◆ EXERCISE DETAILS
Below are the records; count how many of their lines carry "plane" and give only the number.
━━━━
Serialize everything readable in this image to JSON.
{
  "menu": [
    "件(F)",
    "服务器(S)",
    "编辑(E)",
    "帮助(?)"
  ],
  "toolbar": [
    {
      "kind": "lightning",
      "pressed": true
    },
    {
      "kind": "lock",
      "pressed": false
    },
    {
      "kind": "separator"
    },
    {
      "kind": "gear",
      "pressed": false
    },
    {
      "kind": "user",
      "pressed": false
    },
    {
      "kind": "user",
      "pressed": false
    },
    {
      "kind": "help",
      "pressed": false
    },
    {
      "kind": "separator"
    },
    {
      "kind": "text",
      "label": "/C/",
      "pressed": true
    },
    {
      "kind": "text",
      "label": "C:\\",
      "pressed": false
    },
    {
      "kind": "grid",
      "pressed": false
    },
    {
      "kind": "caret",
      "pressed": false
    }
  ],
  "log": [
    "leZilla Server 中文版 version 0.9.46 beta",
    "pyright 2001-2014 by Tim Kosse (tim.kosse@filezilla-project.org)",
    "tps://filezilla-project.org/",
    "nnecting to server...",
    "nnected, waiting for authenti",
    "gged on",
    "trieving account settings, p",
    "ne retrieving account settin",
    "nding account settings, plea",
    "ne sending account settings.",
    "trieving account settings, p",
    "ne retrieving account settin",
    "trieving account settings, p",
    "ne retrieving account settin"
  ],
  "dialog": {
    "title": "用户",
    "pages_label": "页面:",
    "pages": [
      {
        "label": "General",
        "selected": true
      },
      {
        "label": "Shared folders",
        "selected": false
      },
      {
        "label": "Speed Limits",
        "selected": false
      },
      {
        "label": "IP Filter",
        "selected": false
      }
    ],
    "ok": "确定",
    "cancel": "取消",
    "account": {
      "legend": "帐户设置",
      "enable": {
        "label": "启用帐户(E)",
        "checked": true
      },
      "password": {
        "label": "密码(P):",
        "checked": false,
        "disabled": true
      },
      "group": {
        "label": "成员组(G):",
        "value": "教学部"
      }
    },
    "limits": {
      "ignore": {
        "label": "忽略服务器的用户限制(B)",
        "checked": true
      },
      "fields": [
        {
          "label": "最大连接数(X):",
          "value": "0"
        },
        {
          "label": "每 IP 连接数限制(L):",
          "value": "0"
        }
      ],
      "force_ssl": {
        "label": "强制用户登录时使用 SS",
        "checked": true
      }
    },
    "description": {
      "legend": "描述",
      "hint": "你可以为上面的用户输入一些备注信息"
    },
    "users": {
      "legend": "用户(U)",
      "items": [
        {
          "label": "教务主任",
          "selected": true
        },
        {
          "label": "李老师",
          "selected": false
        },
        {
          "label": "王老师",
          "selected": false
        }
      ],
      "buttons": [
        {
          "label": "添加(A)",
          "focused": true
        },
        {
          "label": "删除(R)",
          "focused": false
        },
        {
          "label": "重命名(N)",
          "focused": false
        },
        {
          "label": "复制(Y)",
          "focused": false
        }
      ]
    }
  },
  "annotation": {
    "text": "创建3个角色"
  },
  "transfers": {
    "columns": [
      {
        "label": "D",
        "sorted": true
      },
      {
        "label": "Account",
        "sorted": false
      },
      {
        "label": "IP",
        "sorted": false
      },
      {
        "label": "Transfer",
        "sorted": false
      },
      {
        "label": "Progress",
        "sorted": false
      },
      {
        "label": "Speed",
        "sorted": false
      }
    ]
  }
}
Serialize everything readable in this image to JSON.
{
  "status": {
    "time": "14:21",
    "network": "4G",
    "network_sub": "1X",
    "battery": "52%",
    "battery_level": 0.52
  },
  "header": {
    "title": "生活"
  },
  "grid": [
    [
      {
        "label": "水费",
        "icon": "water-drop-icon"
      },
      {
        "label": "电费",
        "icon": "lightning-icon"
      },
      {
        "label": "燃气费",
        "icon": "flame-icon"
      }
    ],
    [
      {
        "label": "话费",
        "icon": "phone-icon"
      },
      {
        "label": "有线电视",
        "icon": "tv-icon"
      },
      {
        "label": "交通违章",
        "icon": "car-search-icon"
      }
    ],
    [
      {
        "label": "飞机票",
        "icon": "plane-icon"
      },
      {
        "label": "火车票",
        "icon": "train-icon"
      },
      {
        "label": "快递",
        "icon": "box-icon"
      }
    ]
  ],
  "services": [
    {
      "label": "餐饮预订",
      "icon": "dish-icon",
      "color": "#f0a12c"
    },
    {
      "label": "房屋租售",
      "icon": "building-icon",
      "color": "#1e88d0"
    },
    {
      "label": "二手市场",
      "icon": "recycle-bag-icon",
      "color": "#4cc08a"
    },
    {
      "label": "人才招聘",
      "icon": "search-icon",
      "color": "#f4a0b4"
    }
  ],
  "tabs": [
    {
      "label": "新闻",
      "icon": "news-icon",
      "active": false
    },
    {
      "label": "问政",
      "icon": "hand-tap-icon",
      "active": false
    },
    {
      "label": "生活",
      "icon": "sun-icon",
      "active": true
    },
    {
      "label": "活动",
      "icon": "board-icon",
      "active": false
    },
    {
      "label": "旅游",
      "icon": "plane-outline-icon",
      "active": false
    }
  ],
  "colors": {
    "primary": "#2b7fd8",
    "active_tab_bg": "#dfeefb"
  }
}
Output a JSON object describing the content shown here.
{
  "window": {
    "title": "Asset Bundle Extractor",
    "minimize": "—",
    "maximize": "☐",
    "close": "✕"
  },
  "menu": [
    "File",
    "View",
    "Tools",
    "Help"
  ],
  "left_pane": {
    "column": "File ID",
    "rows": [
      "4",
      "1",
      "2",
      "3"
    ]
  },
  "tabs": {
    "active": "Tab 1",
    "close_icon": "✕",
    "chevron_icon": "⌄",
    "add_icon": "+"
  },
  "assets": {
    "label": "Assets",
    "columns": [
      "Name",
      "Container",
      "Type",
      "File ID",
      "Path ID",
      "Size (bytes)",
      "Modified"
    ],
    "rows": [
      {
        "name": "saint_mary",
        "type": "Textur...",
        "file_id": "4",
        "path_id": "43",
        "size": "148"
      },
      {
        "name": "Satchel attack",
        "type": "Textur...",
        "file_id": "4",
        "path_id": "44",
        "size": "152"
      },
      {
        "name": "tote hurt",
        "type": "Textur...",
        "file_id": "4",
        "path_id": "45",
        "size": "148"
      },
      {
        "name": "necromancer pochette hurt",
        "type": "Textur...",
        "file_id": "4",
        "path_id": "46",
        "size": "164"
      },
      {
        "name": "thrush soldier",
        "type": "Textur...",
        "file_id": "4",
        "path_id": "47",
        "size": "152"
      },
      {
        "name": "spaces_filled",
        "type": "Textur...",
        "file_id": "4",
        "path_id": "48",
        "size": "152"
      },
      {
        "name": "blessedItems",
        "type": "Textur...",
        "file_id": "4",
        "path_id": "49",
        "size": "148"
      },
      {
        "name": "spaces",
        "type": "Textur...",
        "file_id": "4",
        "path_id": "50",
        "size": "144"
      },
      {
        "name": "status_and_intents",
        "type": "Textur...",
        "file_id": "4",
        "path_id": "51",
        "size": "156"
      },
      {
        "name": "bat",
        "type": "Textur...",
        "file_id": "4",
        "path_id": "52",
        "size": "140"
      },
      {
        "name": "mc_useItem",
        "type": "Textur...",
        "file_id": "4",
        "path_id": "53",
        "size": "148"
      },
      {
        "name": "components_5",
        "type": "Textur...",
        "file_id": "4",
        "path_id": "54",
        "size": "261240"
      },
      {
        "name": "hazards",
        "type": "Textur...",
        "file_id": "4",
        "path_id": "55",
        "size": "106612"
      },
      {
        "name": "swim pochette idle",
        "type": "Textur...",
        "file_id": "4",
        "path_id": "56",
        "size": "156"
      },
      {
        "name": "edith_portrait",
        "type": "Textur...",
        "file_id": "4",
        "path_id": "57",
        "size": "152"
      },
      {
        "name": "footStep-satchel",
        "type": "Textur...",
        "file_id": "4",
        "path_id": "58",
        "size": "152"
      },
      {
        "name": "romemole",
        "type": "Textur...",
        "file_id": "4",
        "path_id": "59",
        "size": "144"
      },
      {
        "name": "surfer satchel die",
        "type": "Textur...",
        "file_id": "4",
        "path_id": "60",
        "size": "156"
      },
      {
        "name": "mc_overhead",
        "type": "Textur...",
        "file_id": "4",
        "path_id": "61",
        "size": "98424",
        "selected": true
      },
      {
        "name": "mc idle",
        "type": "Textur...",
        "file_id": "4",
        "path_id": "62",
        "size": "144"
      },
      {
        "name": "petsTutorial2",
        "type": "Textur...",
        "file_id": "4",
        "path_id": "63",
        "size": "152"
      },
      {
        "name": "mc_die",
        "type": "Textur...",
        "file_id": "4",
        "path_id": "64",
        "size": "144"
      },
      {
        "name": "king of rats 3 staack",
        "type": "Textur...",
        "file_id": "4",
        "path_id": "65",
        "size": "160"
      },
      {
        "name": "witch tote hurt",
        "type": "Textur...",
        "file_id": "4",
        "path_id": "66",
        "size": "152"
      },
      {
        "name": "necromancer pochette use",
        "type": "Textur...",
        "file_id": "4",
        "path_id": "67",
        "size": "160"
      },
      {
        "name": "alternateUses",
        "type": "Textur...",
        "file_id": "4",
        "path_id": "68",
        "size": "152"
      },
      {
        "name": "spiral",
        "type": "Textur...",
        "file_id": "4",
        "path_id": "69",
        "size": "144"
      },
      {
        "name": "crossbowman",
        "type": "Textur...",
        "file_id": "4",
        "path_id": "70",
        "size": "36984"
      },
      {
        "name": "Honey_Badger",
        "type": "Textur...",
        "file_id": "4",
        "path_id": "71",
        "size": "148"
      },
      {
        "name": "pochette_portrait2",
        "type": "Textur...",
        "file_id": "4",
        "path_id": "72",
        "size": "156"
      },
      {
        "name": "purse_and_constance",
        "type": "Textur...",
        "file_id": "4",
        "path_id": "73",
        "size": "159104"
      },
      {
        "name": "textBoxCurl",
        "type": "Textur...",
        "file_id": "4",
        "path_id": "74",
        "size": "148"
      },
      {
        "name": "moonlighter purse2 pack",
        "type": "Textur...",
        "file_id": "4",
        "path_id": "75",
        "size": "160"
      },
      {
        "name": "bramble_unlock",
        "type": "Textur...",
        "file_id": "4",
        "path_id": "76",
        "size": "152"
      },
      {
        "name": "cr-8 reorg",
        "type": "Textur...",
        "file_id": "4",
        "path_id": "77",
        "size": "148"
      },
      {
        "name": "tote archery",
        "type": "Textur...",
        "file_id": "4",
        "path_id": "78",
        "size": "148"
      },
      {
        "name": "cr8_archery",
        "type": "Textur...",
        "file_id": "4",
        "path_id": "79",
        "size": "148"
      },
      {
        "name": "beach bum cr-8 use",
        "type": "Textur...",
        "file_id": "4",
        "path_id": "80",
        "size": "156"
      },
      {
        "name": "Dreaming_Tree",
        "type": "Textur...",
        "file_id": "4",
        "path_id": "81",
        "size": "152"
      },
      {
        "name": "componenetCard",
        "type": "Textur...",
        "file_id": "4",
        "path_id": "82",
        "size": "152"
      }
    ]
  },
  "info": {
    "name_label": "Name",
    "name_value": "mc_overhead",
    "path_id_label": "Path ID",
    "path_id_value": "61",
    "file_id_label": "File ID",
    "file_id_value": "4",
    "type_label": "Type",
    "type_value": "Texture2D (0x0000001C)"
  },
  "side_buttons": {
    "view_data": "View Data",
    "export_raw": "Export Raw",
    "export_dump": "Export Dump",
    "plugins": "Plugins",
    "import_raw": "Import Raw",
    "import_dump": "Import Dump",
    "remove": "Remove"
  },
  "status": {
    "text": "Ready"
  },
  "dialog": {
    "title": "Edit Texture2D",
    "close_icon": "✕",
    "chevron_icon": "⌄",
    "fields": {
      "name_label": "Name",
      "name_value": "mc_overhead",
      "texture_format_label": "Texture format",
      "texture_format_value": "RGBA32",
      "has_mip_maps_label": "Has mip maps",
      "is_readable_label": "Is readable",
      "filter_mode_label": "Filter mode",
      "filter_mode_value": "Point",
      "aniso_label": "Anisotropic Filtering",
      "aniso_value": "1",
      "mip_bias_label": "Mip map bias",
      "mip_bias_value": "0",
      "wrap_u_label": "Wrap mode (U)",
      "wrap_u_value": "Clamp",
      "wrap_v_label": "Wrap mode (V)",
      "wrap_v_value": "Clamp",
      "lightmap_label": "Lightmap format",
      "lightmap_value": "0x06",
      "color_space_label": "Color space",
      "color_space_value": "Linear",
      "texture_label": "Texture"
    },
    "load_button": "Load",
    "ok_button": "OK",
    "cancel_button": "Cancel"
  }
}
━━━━
◆ RESPONSE BELOW
2